[Dataset rows for apps and sites]

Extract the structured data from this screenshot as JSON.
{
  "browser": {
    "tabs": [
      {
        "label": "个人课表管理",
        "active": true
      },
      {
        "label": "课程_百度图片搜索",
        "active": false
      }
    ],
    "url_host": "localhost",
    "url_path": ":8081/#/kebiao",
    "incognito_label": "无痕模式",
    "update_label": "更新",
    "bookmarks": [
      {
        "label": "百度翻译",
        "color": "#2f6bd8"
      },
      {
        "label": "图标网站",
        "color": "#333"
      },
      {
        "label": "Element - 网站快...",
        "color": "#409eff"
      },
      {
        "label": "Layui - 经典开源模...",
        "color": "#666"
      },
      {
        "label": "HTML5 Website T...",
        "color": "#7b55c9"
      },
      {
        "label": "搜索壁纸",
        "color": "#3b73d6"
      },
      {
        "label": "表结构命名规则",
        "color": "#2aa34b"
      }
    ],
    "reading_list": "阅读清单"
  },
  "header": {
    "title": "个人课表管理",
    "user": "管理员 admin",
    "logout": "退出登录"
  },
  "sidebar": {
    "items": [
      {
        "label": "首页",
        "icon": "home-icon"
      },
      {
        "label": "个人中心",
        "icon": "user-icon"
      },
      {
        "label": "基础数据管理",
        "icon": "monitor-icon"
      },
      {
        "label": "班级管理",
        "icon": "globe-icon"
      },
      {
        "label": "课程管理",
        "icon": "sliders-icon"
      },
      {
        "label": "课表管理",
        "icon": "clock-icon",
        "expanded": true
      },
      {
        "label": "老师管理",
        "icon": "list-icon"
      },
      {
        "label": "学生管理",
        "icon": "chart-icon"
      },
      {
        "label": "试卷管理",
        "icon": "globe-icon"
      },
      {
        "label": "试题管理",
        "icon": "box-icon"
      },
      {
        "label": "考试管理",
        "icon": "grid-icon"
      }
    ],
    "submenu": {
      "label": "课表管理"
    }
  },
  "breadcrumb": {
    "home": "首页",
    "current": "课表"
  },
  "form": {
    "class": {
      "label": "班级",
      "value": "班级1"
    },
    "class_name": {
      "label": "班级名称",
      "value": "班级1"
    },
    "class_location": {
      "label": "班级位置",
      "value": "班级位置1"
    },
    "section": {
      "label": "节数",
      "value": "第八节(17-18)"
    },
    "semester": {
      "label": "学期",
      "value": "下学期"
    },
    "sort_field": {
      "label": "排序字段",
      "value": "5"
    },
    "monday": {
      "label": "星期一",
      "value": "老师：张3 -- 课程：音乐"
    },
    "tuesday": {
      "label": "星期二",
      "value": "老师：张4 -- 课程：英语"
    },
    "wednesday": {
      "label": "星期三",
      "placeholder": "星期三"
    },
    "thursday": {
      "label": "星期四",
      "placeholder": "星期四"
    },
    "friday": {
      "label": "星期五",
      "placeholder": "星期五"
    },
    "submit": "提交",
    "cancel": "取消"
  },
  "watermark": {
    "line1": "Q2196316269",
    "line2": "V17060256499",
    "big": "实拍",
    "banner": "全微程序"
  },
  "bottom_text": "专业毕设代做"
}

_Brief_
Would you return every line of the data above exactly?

_Result for this exercise_
Extract the structured data from this screenshot as JSON.
{
  "browser": {
    "tabs": [
      {
        "label": "个人课表管理",
        "active": true
      },
      {
        "label": "课程_百度图片搜索",
        "active": false
      }
    ],
    "url_host": "localhost",
    "url_path": ":8081/#/kebiao",
    "incognito_label": "无痕模式",
    "update_label": "更新",
    "bookmarks": [
      {
        "label": "百度翻译",
        "color": "#2f6bd8"
      },
      {
        "label": "图标网站",
        "color": "#333"
      },
      {
        "label": "Element - 网站快...",
        "color": "#409eff"
      },
      {
        "label": "Layui - 经典开源模...",
        "color": "#666"
      },
      {
        "label": "HTML5 Website T...",
        "color": "#7b55c9"
      },
      {
        "label": "搜索壁纸",
        "color": "#3b73d6"
      },
      {
        "label": "表结构命名规则",
        "color": "#2aa34b"
      }
    ],
    "reading_list": "阅读清单"
  },
  "header": {
    "title": "个人课表管理",
    "user": "管理员 admin",
    "logout": "退出登录"
  },
  "sidebar": {
    "items": [
      {
        "label": "首页",
        "icon": "home-icon"
      },
      {
        "label": "个人中心",
        "icon": "user-icon"
      },
      {
        "label": "基础数据管理",
        "icon": "monitor-icon"
      },
      {
        "label": "班级管理",
        "icon": "globe-icon"
      },
      {
        "label": "课程管理",
        "icon": "sliders-icon"
      },
      {
        "label": "课表管理",
        "icon": "clock-icon",
        "expanded": true
      },
      {
        "label": "老师管理",
        "icon": "list-icon"
      },
      {
        "label": "学生管理",
        "icon": "chart-icon"
      },
      {
        "label": "试卷管理",
        "icon": "globe-icon"
      },
      {
        "label": "试题管理",
        "icon": "box-icon"
      },
      {
        "label": "考试管理",
        "icon": "grid-icon"
      }
    ],
    "submenu": {
      "label": "课表管理"
    }
  },
  "breadcrumb": {
    "home": "首页",
    "current": "课表"
  },
  "form": {
    "class": {
      "label": "班级",
      "value": "班级1"
    },
    "class_name": {
      "label": "班级名称",
      "value": "班级1"
    },
    "class_location": {
      "label": "班级位置",
      "value": "班级位置1"
    },
    "section": {
      "label": "节数",
      "value": "第八节(17-18)"
    },
    "semester": {
      "label": "学期",
      "value": "下学期"
    },
    "sort_field": {
      "label": "排序字段",
      "value": "5"
    },
    "monday": {
      "label": "星期一",
      "value": "老师：张3 -- 课程：音乐"
    },
    "tuesday": {
      "label": "星期二",
      "value": "老师：张4 -- 课程：英语"
    },
    "wednesday": {
      "label": "星期三",
      "placeholder": "星期三"
    },
    "thursday": {
      "label": "星期四",
      "placeholder": "星期四"
    },
    "friday": {
      "label": "星期五",
      "placeholder": "星期五"
    },
    "submit": "提交",
    "cancel": "取消"
  },
  "watermark": {
    "line1": "Q2196316269",
    "line2": "V17060256499",
    "big": "实拍",
    "banner": "全微程序"
  },
  "bottom_text": "专业毕设代做"
}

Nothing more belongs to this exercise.